Karien Adamski, Schalk W. Human, Andriette Bekker
Department of Statistics, University of Pretoria, Pretoria, Gauteng, South Africa

Practitioners in the quality control environment require methods to monitor a process from the start of the production. Quesenberry (1991) presented Q-charts assuming that the observations from each sample are independent and identically distributed normal random variables. Human and Chakraborti (2010) proposed a Q-chart design for monitoring the process average when the measurements are from an exponential distribution and the parameter of the distribution is unknown. To gain more insight into the performance of a control chart, one needs to consider the run-length distribution of the proposed chart. To develop exact expressions for the probabilities of run-lengths the joint distribution of the charting statistic is needed.

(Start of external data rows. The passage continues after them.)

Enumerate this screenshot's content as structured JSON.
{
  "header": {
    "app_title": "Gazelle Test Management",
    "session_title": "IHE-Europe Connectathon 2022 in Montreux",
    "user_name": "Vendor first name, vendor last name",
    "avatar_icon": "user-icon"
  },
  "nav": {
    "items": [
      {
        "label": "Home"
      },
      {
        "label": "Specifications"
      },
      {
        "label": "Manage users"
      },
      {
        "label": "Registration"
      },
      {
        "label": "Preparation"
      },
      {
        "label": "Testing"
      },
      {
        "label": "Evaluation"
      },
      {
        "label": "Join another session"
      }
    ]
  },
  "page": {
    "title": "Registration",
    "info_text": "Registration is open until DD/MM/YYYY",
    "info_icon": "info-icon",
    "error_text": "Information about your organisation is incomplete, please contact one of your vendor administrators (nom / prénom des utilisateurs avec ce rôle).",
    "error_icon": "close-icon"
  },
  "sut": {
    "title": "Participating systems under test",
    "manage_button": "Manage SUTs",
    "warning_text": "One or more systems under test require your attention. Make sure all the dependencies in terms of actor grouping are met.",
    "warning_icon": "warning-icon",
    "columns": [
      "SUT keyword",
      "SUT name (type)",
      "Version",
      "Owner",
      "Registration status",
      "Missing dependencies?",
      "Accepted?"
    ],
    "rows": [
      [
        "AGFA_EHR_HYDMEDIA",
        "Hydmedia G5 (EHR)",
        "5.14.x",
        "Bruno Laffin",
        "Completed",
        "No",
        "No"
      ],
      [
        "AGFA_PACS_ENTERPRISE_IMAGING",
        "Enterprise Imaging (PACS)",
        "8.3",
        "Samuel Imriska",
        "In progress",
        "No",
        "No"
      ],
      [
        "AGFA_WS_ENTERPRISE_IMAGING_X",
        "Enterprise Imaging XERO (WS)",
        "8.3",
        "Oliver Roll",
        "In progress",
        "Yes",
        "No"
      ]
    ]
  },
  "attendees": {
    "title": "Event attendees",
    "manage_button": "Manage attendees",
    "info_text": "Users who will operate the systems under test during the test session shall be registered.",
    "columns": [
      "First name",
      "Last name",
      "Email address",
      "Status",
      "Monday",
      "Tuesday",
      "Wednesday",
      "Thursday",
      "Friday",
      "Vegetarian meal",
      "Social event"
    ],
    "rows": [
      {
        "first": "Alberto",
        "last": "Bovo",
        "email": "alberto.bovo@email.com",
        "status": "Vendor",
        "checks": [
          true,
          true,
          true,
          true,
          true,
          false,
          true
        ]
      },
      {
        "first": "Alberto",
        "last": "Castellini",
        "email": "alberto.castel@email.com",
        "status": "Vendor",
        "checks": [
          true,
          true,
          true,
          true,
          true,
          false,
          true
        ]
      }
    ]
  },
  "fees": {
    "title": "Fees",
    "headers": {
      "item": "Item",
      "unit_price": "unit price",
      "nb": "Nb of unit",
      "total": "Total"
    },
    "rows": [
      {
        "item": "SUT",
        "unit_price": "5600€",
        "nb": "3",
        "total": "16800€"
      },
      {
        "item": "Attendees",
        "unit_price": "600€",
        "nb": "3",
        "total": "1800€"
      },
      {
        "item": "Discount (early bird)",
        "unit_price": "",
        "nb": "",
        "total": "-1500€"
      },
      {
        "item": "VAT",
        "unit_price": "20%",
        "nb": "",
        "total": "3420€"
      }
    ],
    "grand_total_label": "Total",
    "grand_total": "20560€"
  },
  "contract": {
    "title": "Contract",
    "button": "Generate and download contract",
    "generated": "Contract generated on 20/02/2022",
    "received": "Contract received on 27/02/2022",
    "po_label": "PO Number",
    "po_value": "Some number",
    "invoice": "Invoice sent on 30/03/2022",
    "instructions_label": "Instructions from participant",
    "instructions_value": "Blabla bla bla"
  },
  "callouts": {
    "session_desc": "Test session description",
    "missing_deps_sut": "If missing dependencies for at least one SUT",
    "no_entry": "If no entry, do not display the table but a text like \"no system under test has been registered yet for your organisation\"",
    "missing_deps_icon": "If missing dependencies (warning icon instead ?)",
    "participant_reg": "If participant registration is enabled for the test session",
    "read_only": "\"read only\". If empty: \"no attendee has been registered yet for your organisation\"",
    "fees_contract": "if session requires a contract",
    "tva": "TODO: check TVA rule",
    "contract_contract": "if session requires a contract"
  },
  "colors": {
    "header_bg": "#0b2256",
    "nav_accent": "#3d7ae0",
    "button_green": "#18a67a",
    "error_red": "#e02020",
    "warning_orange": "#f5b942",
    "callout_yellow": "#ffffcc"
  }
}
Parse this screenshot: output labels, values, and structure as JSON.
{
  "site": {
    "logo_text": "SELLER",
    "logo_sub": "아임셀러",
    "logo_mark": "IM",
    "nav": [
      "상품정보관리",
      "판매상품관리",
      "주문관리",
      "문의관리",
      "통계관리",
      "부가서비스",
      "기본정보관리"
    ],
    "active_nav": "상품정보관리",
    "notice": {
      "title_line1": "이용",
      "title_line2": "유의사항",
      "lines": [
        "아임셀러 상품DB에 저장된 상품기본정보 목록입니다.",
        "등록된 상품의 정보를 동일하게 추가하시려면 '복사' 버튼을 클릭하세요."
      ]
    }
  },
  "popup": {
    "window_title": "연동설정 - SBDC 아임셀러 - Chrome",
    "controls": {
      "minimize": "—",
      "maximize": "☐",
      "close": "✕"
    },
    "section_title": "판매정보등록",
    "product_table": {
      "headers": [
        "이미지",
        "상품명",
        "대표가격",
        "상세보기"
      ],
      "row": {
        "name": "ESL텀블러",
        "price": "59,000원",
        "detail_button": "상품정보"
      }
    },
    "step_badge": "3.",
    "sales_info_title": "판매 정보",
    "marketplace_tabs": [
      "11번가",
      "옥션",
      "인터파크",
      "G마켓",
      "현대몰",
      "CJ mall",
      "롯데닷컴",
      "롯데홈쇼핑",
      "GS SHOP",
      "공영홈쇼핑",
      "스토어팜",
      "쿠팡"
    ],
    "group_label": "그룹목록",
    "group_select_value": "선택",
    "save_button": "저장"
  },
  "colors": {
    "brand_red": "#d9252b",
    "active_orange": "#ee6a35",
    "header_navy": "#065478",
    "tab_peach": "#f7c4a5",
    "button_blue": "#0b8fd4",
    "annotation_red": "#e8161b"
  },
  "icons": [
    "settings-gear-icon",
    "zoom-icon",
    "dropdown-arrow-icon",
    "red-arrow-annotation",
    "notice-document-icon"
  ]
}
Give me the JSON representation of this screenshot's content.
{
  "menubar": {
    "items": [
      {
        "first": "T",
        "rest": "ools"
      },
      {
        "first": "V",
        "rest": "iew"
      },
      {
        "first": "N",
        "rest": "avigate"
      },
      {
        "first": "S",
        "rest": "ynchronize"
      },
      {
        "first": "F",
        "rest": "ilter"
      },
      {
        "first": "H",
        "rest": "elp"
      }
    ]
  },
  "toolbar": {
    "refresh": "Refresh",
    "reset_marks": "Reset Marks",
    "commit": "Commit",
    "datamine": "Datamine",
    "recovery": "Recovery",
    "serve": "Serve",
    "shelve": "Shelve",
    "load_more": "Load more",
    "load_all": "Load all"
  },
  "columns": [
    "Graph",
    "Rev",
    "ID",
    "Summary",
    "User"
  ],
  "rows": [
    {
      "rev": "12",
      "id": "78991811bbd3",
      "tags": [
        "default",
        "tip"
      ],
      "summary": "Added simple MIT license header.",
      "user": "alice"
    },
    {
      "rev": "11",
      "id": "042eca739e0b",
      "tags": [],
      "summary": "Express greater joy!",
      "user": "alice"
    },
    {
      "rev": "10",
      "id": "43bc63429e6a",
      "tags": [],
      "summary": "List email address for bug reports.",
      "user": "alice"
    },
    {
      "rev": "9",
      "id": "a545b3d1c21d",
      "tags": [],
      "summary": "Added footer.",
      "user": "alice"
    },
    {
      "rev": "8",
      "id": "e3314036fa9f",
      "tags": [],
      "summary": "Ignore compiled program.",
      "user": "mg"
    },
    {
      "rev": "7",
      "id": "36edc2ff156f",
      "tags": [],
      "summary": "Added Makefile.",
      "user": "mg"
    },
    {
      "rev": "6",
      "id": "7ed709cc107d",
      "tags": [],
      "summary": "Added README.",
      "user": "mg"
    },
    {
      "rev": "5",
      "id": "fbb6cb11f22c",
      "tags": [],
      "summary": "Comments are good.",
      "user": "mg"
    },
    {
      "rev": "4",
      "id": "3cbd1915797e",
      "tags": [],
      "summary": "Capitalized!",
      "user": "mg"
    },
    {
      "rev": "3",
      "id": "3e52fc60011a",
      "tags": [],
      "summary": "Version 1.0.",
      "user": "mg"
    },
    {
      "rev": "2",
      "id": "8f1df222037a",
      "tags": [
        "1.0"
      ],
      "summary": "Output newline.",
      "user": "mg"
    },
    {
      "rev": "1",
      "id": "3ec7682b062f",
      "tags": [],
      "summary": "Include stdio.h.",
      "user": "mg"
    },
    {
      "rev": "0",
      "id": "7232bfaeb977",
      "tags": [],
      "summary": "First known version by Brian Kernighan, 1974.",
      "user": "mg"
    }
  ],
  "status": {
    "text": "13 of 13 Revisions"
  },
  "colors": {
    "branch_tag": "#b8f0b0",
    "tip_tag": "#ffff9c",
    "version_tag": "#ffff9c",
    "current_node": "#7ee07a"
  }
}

This gives rise to a new distribution that can be regarded as a generalized multivariate beta distribution. This generalized multivariate beta distribution is constructed from independent chi-squared random variables using the variables-in-common (or trivariate reduction) technique. The form of the construction of these random variables and their dependence structure originated from a problem identified in Statistical Process Control (SPC).

An overview of the problem statement is given and the newly developed generalized multivariate beta distribution is proposed.


Human SW, Chakraborti S (2010) Q charts for the exponential distribution. JSM 2010 Proceedings, Section on Quality and Productivity, Vancouver, British Columbia, Canada

Quesenberry CP (1991) SPC Q Charts for start-up processes and short or long runs. Journal of Quality Technology, 23(3), 213 – 224.

Keywords: Multivariate Beta; Chi-squared ratios; Variables-in-common technique; Shape analysis

Biography: Karien Adamski is a lecturer at the University of Pretoria in South Africa. This research forms part of her PhD studies under the supervision of Prof. Bekker and Dr. Human.